The automated pay station allows for automated ticket processing in central cashiering facilities. It can supplement and / or replace cashiers. Sometimes these stations are called pay on foot – or pay in lane machines. The Automated Pay Station can accept multiple forms of payment and provide receipts.
These are the electronics in the hardware associated with a lane. It choreographs the activity in the lane, activating and deactivating equipment based on triggers such as vehicle presence. The lane controller often sends and receives data from an online central database to allow access to the facility.

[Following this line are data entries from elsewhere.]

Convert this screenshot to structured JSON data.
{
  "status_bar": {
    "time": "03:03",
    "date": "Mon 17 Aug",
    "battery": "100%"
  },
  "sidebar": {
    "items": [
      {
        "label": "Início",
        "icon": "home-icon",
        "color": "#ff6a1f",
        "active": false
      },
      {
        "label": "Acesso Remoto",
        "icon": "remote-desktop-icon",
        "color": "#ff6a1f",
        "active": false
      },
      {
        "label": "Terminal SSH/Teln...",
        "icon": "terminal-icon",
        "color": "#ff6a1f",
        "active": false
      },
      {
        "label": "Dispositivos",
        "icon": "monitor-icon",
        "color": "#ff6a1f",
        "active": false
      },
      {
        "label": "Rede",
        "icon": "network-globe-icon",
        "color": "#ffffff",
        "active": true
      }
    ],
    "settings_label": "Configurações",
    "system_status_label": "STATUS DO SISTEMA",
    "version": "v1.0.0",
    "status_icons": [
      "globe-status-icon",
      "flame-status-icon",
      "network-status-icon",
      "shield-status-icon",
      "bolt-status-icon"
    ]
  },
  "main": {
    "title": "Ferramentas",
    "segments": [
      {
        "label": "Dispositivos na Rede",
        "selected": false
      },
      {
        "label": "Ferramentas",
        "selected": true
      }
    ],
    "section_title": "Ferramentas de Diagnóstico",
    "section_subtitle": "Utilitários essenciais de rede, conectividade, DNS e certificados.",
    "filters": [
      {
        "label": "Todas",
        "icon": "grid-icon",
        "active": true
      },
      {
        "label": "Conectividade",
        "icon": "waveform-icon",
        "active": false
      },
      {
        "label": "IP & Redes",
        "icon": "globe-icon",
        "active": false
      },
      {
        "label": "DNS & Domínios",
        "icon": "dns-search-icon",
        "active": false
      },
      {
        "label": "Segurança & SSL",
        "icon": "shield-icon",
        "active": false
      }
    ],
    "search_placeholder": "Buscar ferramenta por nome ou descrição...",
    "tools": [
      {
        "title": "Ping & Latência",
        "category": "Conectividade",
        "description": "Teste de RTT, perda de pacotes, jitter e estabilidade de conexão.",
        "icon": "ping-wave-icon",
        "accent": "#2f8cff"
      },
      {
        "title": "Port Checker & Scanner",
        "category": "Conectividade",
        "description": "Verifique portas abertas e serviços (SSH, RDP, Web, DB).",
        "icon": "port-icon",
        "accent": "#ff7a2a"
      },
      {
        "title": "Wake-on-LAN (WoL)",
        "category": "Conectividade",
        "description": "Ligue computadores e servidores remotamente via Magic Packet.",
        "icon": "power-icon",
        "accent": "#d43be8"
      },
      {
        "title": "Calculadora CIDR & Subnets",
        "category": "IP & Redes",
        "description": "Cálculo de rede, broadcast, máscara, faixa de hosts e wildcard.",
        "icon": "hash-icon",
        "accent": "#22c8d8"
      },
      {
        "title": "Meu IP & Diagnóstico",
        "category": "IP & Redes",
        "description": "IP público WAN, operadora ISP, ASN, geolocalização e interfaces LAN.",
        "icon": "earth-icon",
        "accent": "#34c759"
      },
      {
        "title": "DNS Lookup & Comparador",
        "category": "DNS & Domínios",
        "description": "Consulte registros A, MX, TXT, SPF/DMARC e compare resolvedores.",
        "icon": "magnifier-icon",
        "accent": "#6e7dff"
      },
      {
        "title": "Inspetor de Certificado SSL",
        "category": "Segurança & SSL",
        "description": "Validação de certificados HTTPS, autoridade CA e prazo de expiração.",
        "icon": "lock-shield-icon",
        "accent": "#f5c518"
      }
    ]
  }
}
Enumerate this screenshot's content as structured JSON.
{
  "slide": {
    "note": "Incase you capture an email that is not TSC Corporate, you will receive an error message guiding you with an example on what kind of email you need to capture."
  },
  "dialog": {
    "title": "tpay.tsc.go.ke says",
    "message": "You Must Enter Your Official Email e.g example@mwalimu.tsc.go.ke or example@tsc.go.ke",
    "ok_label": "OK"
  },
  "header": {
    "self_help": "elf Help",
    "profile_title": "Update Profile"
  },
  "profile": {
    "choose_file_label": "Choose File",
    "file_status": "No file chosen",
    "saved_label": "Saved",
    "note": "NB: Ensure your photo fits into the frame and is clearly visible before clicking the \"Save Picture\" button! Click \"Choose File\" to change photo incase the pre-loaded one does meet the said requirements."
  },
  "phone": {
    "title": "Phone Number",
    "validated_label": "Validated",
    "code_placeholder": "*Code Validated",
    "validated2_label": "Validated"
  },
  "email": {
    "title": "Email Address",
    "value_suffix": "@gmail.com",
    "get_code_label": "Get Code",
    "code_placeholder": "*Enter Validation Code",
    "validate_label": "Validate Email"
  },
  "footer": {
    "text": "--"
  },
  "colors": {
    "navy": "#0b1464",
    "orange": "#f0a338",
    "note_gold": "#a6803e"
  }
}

This is a system used to track the number of parkers using sensors (loops, infrared, cameras etc.) that vehicles pass through or over. A counting system is also referred to as an occupancy system
Loops are sensors that are placed in the ground of a lane or level of a parking facility to detect a vehicle passing overhead. They track occupancy and enable ticket dispensers or permit readers by identifying the presence of a metal object passing over the loop. Two-loop (or three-loop) systems can provide directional logic for vehicles entering or exiting a facility. Two-loop means that two loops are laid in the ground next to each other.
This system allows the user to view system-generated activity, alarms and occupancy within a facility via the Parking Access and Revenue Control System (PARCS).
A Facility Management System or FMS is the computer system and software that provides real-time reporting, monitoring and controlling of the Parking Access and Revenue Control Systems (PARCS). In essence, this represents the brains of the system.
'Real-time' is an interface that updates instantly.